>>>

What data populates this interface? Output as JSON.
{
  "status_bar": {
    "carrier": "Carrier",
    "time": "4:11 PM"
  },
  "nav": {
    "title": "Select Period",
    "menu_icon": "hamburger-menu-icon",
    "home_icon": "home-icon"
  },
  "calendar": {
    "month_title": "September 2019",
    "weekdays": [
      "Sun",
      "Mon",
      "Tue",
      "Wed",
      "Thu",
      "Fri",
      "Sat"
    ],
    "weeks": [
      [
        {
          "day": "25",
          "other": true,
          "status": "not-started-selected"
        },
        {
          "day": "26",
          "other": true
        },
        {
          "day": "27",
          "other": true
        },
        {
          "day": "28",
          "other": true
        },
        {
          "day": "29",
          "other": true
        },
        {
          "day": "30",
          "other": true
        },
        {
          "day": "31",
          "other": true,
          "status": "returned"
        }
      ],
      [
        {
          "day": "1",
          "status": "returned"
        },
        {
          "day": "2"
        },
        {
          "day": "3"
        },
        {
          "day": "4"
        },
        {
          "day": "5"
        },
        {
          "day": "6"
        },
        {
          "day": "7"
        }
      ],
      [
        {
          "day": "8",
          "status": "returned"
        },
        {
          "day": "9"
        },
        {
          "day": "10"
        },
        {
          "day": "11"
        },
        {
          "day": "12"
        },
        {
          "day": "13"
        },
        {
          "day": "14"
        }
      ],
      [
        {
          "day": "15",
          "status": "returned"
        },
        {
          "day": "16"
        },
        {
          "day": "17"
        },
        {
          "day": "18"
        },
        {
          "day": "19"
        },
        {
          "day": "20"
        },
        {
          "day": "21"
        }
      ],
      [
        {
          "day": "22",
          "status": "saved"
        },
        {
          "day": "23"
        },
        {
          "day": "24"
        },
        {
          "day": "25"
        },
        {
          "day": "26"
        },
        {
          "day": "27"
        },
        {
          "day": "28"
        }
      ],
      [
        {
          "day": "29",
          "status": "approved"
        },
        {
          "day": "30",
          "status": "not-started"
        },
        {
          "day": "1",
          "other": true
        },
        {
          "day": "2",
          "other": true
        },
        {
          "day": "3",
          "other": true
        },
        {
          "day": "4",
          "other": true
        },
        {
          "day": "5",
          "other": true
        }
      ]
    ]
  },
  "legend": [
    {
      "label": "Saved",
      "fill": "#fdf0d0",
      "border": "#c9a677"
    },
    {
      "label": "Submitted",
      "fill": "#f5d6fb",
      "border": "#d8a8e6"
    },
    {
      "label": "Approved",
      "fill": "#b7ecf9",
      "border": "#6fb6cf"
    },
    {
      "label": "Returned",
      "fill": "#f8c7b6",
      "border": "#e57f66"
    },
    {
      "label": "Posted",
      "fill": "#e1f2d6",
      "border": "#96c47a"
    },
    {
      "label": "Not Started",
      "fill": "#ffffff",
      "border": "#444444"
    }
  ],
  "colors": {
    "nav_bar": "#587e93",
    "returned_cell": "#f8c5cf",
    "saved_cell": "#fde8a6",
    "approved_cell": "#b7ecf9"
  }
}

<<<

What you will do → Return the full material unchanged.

Reply →
What data populates this interface? Output as JSON.
{
  "status_bar": {
    "carrier": "Carrier",
    "time": "4:11 PM"
  },
  "nav": {
    "title": "Select Period",
    "menu_icon": "hamburger-menu-icon",
    "home_icon": "home-icon"
  },
  "calendar": {
    "month_title": "September 2019",
    "weekdays": [
      "Sun",
      "Mon",
      "Tue",
      "Wed",
      "Thu",
      "Fri",
      "Sat"
    ],
    "weeks": [
      [
        {
          "day": "25",
          "other": true,
          "status": "not-started-selected"
        },
        {
          "day": "26",
          "other": true
        },
        {
          "day": "27",
          "other": true
        },
        {
          "day": "28",
          "other": true
        },
        {
          "day": "29",
          "other": true
        },
        {
          "day": "30",
          "other": true
        },
        {
          "day": "31",
          "other": true,
          "status": "returned"
        }
      ],
      [
        {
          "day": "1",
          "status": "returned"
        },
        {
          "day": "2"
        },
        {
          "day": "3"
        },
        {
          "day": "4"
        },
        {
          "day": "5"
        },
        {
          "day": "6"
        },
        {
          "day": "7"
        }
      ],
      [
        {
          "day": "8",
          "status": "returned"
        },
        {
          "day": "9"
        },
        {
          "day": "10"
        },
        {
          "day": "11"
        },
        {
          "day": "12"
        },
        {
          "day": "13"
        },
        {
          "day": "14"
        }
      ],
      [
        {
          "day": "15",
          "status": "returned"
        },
        {
          "day": "16"
        },
        {
          "day": "17"
        },
        {
          "day": "18"
        },
        {
          "day": "19"
        },
        {
          "day": "20"
        },
        {
          "day": "21"
        }
      ],
      [
        {
          "day": "22",
          "status": "saved"
        },
        {
          "day": "23"
        },
        {
          "day": "24"
        },
        {
          "day": "25"
        },
        {
          "day": "26"
        },
        {
          "day": "27"
        },
        {
          "day": "28"
        }
      ],
      [
        {
          "day": "29",
          "status": "approved"
        },
        {
          "day": "30",
          "status": "not-started"
        },
        {
          "day": "1",
          "other": true
        },
        {
          "day": "2",
          "other": true
        },
        {
          "day": "3",
          "other": true
        },
        {
          "day": "4",
          "other": true
        },
        {
          "day": "5",
          "other": true
        }
      ]
    ]
  },
  "legend": [
    {
      "label": "Saved",
      "fill": "#fdf0d0",
      "border": "#c9a677"
    },
    {
      "label": "Submitted",
      "fill": "#f5d6fb",
      "border": "#d8a8e6"
    },
    {
      "label": "Approved",
      "fill": "#b7ecf9",
      "border": "#6fb6cf"
    },
    {
      "label": "Returned",
      "fill": "#f8c7b6",
      "border": "#e57f66"
    },
    {
      "label": "Posted",
      "fill": "#e1f2d6",
      "border": "#96c47a"
    },
    {
      "label": "Not Started",
      "fill": "#ffffff",
      "border": "#444444"
    }
  ],
  "colors": {
    "nav_bar": "#587e93",
    "returned_cell": "#f8c5cf",
    "saved_cell": "#fde8a6",
    "approved_cell": "#b7ecf9"
  }
}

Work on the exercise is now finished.